Daniel Rigotti1, Jan Hovener1, Michael Amann2, Peter Bachert3, Achim Gass2, Oded Gonen1
1Radiology, NYU School of Medicine, New York, NY, USA; 2Neurology and Neuroradiology, University Hospital Basel, Basel, Switzerland; 3Division of Medical Physics, German Cancer Research Center, Heidelberg, Germany

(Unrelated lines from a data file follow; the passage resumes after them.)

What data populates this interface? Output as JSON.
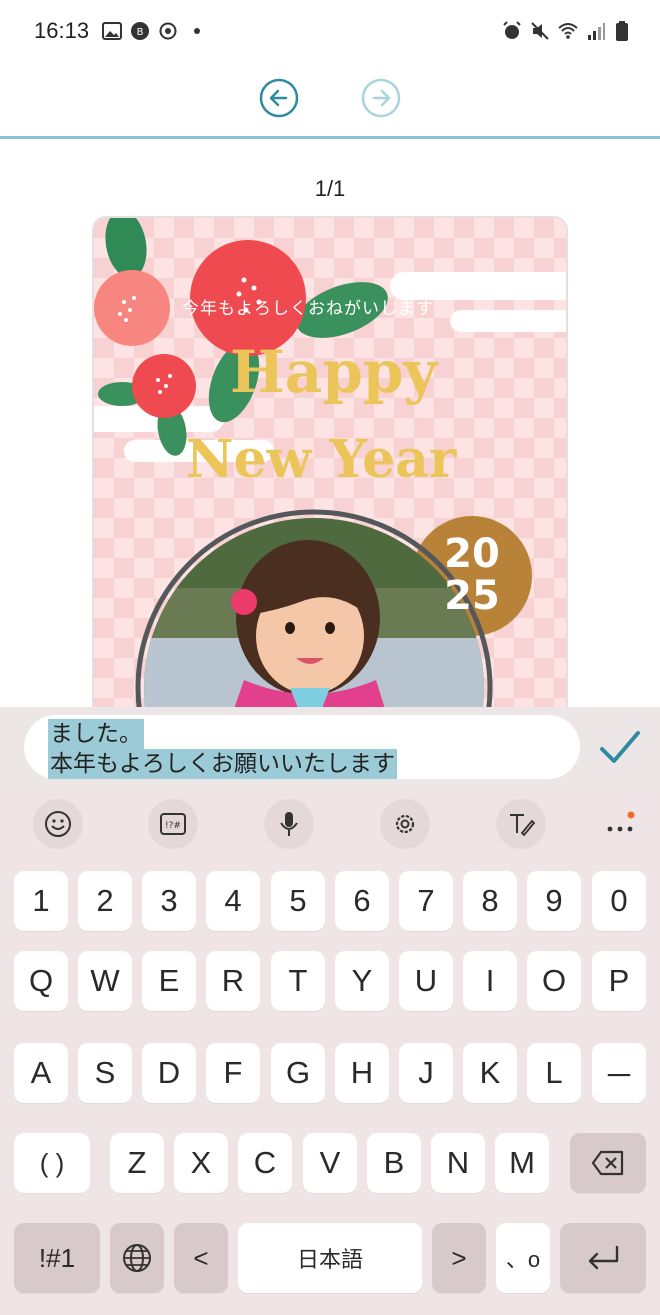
{
  "status_bar": {
    "time": "16:13"
  },
  "page_indicator": "1/1",
  "card": {
    "greeting_line": "今年もよろしくおねがいします",
    "happy": "Happy",
    "new_year": "New Year",
    "year_top": "20",
    "year_bottom": "25"
  },
  "editor": {
    "line1": "ました。",
    "line2": "本年もよろしくお願いいたします"
  },
  "keyboard": {
    "row_numbers": [
      "1",
      "2",
      "3",
      "4",
      "5",
      "6",
      "7",
      "8",
      "9",
      "0"
    ],
    "row_q": [
      "Q",
      "W",
      "E",
      "R",
      "T",
      "Y",
      "U",
      "I",
      "O",
      "P"
    ],
    "row_a": [
      "A",
      "S",
      "D",
      "F",
      "G",
      "H",
      "J",
      "K",
      "L",
      "－"
    ],
    "row_z_paren": "( )",
    "row_z": [
      "Z",
      "X",
      "C",
      "V",
      "B",
      "N",
      "M"
    ],
    "symbols_key": "!#1",
    "space_label": "日本語",
    "left_arrow": "<",
    "right_arrow": ">",
    "punct_key": "、o"
  },
  "colors": {
    "accent_teal": "#2e8aa0",
    "card_pink": "#fde3e3",
    "camellia_red": "#ef4a50",
    "gold_text": "#ecc55a",
    "year_badge": "#b88338"
  }
}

Despite its prominent peak in 1H-MRS of the brain and its near exclusivity to neurons, the absolute amount of N-Acetylaspartate (NAA) is difficult to obtain due to signal contamination from skull lipids. Here we report the performance of two methods that overcome this problem to yield the whole-brain NAA signal (WBNAA). WBNAA was obtained from twelve volunteers with both a lipid- and NAA-nulling scheme. Despite being twofold quicker, the lipid-nulling technique had a higher intrinsic (5.8%vs8.6%) and longitudinal (10.6%vs19.7%) coefficient of variation when compared with NAA-nulling. Therefore, when time is critical, lipid-nulling is viable, otherwise, however NAA-nulling is more precise.